In the text window, modify the extrusion so that it is merged as "difference" instead of "union". This means that instead of adding material, this extrusion removes material. So the extrusion cuts two holes, and we're done.

Try dragging each point on the model, to see which degrees of freedom it manipulates. Some points cannot be dragged, because the constraints that we have specified completely determine their position. But we have not fully constrained the sketch, so most of the points can be dragged to change some parameter of the part.

Also, try going back and making some change to earlier sketches in the part. In the text window, choose home (from the link at the top left of the text window), or press Escape until we see a list like the one below.

Each entry in the list corresponds to a group in the part. The first group is the references; that includes things like the XY plane and the origin. The references are created automatically, and cannot be modified. The first real group is g002-sketch-in-plane; when we started drawing, we were drawing in g002. This is a sketch-in-workplane group, where that workplane is parallel to the XY plane and centered at the origin.

We had then extruded g002 to form g003, an extrusion. We drew the gusset section in g004, and extruded it in g005. We drew the mounting hole section in g006, and extruded it in g007. SolveSpace maintains a history of the features with which we created our part, and allows us to modify them. If we modify something in an earlier group, then that change will automatically propagate into later groups, according to the constraints and other rules that we have specified.

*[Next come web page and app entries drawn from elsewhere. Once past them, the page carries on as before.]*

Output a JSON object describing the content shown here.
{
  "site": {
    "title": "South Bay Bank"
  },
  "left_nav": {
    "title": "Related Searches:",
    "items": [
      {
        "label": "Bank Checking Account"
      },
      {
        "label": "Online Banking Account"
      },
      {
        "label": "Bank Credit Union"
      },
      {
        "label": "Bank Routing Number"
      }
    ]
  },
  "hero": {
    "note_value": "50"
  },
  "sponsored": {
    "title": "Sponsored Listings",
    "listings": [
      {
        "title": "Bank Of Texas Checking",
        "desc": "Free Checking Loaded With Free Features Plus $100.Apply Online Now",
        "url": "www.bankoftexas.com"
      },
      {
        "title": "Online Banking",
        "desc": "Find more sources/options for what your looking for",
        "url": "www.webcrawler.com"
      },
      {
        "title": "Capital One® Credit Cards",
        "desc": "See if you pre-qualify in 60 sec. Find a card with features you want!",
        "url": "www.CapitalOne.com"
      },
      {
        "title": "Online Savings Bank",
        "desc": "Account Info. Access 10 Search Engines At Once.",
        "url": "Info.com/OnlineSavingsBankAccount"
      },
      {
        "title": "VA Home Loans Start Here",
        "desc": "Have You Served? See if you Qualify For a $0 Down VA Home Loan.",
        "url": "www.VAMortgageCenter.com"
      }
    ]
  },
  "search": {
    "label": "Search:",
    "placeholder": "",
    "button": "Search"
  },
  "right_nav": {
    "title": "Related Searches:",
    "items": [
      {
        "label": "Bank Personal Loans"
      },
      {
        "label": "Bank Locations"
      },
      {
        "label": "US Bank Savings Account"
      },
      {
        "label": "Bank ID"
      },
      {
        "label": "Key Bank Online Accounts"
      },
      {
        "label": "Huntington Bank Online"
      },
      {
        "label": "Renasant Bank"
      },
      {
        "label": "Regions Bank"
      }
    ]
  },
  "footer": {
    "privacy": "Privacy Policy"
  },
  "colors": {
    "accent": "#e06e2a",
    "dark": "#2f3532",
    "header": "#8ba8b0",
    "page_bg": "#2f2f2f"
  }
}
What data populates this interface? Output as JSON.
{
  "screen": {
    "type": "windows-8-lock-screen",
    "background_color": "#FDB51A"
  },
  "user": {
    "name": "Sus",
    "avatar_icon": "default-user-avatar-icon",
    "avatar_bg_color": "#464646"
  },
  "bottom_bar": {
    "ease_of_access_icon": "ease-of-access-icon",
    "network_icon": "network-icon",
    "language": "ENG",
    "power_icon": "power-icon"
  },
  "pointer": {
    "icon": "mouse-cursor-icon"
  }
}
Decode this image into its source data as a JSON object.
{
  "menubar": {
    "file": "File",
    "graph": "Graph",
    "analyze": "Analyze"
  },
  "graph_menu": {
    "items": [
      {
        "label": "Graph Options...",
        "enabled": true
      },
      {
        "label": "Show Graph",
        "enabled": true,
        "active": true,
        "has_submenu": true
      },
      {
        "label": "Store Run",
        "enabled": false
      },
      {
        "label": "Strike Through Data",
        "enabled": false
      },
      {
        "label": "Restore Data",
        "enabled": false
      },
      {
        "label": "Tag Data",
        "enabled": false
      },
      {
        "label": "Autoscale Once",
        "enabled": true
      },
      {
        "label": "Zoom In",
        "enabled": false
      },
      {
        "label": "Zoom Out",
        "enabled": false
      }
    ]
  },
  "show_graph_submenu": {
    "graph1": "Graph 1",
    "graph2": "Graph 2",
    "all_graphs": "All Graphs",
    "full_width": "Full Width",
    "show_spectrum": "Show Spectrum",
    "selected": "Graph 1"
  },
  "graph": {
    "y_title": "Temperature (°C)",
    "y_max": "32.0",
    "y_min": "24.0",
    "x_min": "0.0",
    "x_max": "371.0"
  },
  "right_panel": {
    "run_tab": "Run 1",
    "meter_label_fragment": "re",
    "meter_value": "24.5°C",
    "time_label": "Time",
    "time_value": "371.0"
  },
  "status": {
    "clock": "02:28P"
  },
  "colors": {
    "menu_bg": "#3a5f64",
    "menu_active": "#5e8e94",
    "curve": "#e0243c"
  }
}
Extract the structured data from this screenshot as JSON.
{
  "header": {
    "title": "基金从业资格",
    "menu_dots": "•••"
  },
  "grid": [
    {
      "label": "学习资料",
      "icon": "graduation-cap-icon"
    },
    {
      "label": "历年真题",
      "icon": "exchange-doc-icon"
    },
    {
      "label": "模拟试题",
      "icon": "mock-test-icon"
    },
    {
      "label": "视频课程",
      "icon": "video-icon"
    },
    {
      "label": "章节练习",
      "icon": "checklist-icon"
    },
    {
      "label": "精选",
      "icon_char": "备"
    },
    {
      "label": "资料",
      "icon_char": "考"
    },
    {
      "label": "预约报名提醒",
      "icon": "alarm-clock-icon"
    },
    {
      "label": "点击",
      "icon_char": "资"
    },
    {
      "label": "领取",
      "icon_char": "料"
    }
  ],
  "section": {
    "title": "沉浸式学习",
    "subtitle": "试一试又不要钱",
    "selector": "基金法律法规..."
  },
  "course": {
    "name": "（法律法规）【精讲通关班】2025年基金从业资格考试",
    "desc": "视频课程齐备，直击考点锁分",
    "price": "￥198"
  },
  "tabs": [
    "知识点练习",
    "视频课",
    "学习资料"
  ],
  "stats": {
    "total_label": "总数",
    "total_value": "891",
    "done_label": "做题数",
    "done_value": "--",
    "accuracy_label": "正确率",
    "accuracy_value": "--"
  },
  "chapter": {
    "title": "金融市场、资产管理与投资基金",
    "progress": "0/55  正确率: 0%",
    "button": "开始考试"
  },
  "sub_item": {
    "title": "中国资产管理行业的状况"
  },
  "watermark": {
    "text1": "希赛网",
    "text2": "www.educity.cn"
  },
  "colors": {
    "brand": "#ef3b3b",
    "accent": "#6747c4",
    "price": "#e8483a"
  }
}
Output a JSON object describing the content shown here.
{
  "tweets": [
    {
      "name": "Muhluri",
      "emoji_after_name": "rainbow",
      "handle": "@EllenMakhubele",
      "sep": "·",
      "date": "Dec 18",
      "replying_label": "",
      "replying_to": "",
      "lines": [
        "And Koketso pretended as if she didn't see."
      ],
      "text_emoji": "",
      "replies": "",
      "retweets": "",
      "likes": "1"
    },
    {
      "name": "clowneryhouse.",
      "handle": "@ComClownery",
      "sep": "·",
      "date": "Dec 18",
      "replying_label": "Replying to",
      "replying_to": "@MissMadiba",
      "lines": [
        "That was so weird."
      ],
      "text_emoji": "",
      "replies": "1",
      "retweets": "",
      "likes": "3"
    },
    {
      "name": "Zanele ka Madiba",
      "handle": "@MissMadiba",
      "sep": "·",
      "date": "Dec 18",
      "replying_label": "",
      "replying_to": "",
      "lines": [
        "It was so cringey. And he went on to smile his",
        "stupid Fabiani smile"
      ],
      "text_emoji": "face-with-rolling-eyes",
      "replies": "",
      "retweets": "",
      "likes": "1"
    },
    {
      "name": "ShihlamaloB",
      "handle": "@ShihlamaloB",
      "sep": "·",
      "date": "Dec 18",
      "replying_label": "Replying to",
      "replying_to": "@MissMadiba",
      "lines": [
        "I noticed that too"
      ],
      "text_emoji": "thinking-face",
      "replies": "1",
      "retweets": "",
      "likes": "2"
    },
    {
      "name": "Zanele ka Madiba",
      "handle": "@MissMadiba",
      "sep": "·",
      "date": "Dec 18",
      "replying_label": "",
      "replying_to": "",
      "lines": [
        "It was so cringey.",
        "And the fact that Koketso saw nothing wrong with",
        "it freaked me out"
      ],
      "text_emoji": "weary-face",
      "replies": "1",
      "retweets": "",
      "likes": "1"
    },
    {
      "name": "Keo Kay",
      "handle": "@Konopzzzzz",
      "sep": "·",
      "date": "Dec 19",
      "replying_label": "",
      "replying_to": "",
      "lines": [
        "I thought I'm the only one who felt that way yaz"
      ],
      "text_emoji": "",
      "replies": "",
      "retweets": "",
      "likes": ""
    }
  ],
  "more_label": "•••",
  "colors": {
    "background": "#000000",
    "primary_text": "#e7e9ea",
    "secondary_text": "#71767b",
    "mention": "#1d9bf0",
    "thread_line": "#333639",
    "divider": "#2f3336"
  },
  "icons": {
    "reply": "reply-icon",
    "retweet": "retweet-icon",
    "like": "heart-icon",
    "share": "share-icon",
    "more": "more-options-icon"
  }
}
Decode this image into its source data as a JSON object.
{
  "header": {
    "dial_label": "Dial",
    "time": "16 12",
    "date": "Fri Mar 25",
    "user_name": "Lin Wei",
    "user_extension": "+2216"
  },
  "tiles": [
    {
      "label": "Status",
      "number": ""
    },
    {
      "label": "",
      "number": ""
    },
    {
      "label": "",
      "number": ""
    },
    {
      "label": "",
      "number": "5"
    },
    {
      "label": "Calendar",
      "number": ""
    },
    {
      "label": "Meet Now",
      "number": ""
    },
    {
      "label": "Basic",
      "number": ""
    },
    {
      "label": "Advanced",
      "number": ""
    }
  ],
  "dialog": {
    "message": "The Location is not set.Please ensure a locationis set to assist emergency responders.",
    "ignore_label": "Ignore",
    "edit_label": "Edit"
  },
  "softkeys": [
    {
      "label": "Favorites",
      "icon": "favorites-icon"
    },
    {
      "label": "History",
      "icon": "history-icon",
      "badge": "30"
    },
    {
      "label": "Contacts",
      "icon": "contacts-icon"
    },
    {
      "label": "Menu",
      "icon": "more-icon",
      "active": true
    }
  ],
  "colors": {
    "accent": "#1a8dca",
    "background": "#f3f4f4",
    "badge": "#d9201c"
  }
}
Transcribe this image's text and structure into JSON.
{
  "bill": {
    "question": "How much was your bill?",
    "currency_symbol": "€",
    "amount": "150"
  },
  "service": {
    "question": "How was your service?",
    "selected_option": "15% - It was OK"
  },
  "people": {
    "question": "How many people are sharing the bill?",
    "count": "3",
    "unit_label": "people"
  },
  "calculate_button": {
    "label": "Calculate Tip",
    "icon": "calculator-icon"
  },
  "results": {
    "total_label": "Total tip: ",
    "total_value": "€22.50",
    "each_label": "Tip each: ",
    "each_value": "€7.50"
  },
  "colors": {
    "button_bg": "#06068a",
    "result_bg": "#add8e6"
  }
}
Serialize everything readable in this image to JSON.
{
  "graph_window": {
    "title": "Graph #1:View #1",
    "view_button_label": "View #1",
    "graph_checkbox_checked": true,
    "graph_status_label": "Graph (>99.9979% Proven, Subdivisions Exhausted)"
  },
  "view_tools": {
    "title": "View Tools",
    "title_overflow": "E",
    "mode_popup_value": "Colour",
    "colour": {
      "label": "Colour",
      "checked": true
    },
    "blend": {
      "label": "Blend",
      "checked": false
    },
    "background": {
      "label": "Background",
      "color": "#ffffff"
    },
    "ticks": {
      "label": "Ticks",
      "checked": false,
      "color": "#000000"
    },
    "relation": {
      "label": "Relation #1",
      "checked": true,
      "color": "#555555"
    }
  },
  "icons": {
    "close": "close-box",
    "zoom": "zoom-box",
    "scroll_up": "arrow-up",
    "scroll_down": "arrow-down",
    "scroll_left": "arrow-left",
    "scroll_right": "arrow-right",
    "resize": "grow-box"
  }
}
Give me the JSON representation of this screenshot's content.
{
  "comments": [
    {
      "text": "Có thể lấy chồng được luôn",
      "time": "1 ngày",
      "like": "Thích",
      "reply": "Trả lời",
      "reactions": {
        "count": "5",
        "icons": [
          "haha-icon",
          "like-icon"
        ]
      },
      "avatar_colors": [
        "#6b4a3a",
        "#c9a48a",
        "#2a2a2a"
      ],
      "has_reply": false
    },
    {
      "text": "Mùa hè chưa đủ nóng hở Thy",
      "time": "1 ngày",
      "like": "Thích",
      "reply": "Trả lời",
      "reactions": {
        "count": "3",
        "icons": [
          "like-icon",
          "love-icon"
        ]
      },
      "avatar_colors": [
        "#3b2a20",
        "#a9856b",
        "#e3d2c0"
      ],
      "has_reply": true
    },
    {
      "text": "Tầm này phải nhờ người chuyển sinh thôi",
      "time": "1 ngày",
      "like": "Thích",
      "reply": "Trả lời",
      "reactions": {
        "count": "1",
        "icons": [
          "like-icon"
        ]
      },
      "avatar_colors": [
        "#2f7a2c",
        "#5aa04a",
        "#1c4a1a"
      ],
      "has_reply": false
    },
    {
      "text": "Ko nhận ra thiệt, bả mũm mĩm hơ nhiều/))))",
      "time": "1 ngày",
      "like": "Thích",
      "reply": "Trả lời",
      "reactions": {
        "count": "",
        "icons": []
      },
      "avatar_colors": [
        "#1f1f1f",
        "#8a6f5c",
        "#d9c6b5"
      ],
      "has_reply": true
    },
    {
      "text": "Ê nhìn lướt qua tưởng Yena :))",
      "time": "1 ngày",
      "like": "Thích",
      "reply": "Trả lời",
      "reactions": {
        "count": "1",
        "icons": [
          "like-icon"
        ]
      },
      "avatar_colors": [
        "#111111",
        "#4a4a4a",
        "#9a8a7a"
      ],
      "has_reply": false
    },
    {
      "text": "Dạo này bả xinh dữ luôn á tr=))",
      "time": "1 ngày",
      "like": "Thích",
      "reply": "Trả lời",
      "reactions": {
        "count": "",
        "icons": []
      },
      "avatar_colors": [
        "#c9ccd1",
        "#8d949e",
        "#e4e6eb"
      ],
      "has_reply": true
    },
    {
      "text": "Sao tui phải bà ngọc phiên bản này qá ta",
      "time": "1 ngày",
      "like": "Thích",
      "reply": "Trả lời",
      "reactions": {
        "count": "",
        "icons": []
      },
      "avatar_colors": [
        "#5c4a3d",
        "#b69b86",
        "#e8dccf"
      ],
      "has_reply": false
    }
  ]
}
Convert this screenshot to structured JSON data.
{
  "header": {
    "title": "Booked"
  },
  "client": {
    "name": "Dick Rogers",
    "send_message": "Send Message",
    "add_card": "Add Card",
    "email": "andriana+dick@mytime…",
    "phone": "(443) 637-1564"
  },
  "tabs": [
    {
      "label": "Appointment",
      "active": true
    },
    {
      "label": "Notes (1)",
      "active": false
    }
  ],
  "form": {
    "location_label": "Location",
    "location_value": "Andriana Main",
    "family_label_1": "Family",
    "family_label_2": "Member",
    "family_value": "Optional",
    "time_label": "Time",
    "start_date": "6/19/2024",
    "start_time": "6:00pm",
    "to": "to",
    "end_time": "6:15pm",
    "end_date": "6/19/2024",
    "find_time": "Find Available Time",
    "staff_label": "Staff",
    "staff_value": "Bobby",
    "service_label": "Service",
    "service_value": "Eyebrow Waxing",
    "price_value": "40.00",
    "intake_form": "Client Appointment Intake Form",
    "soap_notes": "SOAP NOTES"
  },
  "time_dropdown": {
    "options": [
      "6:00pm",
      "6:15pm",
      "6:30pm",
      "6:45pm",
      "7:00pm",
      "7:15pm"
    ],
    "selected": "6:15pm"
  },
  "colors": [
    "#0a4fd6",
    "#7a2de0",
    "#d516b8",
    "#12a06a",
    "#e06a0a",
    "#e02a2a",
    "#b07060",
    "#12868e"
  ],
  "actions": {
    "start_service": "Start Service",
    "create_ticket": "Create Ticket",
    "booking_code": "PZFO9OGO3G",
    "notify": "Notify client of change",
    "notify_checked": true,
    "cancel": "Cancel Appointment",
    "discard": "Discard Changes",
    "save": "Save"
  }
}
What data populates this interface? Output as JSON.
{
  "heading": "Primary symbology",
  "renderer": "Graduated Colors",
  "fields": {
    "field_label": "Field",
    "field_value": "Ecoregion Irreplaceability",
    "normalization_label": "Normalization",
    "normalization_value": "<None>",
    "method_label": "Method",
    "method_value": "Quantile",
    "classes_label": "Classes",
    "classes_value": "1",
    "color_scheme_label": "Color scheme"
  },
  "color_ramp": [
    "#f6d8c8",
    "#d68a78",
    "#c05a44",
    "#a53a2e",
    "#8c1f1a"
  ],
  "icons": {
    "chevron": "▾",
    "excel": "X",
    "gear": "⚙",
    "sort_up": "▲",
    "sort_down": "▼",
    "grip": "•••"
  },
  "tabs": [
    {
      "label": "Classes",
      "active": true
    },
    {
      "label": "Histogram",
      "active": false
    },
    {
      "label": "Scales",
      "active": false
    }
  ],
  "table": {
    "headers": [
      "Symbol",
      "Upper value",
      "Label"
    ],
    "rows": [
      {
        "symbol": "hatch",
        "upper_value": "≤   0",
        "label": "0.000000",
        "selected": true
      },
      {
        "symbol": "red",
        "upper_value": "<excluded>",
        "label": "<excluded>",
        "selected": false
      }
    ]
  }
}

For example, click the radio button in the "active" column for g004. We now see the section that we had drawn for the gusset. Choose View → Align View to Workplane to orient the view back on to that workplane, and make some change that sketch (by dragging the points, or dimensioning the length of one of the lines, or even adding some new geometry). Then click the radio button in the "active" column for g007, to see the finished part. Whatever changes we made to g004 have propagated through.

The current view of the part is rather cluttered. SolveSpace will generate many extra lines and points, because they might be useful to constrain against. To hide those, choose "hide all" in the text window, from the home screen. We now see only the lines and curves that actually form the edges of the solid model.

This solid model can be used in several different ways. We could just look at it, or export a screenshot using File → Export Bitmap. Or we could export a hidden-line-removed vector drawing, using File → Export 2d View. We could export a section of the solid by selecting a face of the model (to define the section plane), and then choosing File → Export 2d Section.

We also could export the three-dimensional solid model itself, either as a triangle mesh or as a STEP file. Most CAM or rapid prototyping software expects some type of solid model as input. It's generally better to use STEP files when possible, since they represent curves and curved surfaces exactly (vs. triangle meshes, which are only an approximation).

This tutorial has covered only the basics of SolveSpace. Many other features exist, including a wide range of entities and constraints, 2d and 3d parametric assembly, and various analysis and export functionality. See the reference manual for more information, or the other tutorials.